*GOAL OF THE EXERCISE*. Where a line below includes the word "Role", copy that line.
:::::
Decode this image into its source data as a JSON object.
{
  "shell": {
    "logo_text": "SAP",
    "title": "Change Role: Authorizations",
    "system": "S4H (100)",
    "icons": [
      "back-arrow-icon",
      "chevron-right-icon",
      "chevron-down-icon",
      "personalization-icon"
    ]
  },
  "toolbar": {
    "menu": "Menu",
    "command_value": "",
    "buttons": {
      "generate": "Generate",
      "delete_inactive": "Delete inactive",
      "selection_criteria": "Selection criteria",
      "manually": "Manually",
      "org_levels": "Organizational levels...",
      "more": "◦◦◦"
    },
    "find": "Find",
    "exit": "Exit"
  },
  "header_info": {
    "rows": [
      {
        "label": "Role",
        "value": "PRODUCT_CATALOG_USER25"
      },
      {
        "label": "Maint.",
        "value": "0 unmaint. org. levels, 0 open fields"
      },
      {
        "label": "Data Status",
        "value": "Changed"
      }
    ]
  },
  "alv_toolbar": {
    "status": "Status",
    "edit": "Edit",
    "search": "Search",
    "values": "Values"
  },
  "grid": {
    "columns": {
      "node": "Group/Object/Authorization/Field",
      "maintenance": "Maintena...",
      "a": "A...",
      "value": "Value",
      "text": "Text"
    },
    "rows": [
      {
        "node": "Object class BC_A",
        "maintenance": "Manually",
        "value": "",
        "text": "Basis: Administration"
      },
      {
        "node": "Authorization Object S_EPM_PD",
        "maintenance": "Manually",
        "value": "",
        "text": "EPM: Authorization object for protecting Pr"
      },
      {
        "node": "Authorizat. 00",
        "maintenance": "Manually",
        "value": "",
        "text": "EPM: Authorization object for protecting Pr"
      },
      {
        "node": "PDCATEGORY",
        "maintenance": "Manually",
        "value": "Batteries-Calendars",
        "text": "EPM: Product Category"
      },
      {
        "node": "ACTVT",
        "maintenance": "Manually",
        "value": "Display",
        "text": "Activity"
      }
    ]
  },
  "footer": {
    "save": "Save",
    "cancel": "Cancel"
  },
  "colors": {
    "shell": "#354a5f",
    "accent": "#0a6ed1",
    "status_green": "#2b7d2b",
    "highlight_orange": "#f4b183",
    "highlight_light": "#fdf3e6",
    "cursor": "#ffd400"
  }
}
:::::
*COMPLETED TASK*.
    "title": "Change Role: Authorizations",
        "label": "Role",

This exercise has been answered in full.